Interface dataset entries
*-*-*

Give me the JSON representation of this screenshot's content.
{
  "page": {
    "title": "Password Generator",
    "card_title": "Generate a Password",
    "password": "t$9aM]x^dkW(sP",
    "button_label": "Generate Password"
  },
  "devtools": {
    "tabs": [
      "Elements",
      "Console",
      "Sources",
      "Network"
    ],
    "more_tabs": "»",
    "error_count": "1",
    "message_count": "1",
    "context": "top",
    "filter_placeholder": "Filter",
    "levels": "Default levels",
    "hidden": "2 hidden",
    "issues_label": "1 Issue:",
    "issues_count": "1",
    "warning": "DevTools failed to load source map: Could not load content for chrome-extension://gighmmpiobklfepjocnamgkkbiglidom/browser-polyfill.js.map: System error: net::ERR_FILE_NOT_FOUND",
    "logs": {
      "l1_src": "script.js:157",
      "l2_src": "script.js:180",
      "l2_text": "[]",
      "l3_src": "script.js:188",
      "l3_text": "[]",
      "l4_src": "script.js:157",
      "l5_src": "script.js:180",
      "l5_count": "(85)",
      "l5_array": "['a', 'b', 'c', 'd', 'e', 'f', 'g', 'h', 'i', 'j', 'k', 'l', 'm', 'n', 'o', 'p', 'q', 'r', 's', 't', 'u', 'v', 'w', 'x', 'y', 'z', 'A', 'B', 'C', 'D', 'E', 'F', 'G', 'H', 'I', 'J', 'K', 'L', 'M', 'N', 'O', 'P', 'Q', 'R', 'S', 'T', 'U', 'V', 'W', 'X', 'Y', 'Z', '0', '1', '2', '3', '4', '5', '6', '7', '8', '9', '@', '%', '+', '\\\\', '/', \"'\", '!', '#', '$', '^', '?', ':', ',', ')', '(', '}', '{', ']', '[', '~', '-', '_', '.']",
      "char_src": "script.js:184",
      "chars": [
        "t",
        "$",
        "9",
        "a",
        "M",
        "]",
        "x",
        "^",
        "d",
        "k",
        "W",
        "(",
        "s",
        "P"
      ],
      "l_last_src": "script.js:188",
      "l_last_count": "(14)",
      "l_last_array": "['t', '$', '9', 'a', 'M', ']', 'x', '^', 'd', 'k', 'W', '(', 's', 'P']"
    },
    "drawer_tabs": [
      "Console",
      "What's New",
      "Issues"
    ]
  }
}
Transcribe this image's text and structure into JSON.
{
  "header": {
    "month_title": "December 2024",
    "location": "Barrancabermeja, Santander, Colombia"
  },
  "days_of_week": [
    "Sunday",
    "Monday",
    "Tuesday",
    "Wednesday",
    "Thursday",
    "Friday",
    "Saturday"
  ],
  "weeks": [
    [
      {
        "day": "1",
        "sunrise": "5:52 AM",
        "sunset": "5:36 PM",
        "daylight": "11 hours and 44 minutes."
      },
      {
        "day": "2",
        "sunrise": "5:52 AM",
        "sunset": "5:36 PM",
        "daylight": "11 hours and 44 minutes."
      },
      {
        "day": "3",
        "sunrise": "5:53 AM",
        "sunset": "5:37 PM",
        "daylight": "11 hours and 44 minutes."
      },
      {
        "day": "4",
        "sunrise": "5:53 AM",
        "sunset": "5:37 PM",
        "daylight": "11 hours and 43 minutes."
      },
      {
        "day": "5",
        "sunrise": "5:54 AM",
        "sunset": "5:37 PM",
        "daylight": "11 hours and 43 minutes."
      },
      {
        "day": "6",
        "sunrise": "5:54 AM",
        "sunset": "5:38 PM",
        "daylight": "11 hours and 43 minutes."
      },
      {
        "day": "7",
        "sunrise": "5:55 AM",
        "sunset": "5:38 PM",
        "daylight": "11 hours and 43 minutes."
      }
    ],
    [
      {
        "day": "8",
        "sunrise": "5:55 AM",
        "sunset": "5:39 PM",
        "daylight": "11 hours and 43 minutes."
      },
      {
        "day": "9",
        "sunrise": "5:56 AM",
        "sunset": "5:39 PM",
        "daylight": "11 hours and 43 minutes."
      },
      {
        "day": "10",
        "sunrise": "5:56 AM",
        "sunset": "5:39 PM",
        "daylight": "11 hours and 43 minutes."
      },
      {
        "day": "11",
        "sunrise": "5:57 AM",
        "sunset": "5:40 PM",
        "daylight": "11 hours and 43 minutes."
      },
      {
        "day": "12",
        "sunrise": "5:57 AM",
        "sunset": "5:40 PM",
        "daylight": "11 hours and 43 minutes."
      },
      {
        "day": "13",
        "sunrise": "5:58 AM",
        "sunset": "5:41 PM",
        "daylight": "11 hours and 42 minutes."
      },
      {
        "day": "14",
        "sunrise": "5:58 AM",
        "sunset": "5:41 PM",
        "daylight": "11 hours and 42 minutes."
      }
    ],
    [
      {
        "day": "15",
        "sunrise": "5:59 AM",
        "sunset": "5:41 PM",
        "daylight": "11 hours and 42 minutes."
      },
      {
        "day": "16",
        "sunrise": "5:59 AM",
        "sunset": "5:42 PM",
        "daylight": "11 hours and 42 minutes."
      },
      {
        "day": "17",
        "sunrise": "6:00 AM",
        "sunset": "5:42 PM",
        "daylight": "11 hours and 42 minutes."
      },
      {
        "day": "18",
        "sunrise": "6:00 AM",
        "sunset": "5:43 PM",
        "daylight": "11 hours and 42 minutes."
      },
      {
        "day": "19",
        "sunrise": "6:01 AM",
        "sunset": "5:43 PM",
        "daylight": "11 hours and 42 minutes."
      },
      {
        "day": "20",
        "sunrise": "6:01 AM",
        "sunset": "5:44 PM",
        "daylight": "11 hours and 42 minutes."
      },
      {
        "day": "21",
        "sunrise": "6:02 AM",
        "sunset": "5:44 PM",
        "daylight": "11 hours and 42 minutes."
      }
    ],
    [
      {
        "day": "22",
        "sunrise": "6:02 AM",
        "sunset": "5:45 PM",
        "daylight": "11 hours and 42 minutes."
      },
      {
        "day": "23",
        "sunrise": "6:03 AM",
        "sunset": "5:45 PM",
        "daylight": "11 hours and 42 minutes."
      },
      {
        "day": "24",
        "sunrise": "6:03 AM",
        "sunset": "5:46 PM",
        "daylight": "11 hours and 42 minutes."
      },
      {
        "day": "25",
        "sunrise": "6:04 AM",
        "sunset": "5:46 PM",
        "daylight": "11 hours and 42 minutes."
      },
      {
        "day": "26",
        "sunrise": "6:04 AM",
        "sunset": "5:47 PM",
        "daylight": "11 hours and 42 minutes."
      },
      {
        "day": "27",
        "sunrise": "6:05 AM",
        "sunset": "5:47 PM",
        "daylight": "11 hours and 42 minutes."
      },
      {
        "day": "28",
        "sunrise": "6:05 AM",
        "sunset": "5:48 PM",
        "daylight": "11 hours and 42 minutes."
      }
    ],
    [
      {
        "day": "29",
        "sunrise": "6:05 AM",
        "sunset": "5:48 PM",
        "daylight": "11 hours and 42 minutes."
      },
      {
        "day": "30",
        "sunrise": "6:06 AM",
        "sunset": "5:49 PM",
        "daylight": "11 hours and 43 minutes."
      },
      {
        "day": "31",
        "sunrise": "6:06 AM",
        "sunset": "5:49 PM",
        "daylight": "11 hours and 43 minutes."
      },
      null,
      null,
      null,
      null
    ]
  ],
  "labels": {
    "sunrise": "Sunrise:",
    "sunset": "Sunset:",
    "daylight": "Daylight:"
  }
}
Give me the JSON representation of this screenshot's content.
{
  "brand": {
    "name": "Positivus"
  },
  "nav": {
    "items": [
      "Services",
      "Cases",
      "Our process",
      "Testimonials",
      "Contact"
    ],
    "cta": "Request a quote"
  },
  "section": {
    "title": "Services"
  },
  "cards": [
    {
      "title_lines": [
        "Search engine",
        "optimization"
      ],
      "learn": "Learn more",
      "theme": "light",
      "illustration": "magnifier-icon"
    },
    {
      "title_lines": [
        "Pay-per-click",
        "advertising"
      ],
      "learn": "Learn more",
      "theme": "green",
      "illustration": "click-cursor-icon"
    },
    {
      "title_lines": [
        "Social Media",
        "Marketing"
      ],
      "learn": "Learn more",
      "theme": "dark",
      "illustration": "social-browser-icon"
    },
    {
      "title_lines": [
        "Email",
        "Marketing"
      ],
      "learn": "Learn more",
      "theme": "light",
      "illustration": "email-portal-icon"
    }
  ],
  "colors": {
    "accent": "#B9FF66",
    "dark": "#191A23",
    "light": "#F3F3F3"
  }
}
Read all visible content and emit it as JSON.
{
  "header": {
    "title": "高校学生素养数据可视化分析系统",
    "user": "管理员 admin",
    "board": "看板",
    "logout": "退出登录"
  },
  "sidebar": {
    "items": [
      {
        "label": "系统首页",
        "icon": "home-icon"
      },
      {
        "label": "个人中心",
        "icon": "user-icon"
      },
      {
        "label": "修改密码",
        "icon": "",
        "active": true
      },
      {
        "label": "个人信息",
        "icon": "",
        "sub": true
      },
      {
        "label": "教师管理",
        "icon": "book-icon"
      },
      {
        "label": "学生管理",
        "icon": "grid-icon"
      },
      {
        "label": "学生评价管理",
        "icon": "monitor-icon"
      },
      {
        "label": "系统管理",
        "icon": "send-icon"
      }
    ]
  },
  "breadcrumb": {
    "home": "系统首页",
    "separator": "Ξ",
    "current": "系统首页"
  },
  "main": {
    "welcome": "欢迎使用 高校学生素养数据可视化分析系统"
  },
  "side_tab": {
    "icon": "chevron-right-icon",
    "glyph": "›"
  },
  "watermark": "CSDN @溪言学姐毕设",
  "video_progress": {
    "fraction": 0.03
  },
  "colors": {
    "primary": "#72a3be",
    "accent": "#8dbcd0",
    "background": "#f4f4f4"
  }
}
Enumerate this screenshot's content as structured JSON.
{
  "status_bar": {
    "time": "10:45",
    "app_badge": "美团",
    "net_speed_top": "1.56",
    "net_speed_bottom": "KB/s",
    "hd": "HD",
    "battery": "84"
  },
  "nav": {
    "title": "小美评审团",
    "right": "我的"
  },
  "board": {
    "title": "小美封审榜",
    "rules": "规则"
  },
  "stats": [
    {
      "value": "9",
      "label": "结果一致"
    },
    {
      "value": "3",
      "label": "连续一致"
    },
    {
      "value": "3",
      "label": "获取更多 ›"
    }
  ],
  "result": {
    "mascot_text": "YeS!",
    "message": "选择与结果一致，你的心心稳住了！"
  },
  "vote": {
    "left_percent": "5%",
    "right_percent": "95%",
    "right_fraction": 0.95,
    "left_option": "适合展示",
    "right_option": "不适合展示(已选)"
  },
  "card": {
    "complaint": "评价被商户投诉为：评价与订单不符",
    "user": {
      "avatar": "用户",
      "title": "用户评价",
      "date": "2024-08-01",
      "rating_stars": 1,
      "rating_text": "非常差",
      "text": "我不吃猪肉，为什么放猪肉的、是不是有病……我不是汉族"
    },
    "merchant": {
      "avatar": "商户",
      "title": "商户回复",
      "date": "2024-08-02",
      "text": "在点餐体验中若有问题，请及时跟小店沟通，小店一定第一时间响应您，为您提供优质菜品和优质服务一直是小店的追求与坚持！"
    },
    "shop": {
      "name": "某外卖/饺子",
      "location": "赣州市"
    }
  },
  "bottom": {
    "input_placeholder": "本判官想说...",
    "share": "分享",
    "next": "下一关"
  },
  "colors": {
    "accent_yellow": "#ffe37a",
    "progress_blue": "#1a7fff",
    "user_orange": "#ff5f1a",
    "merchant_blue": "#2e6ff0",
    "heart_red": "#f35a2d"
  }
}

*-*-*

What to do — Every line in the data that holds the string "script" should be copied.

Exercise response —
      "l1_src": "script.js:157",
      "l2_src": "script.js:180",
      "l3_src": "script.js:188",
      "l4_src": "script.js:157",
      "l5_src": "script.js:180",
      "char_src": "script.js:184",
      "l_last_src": "script.js:188",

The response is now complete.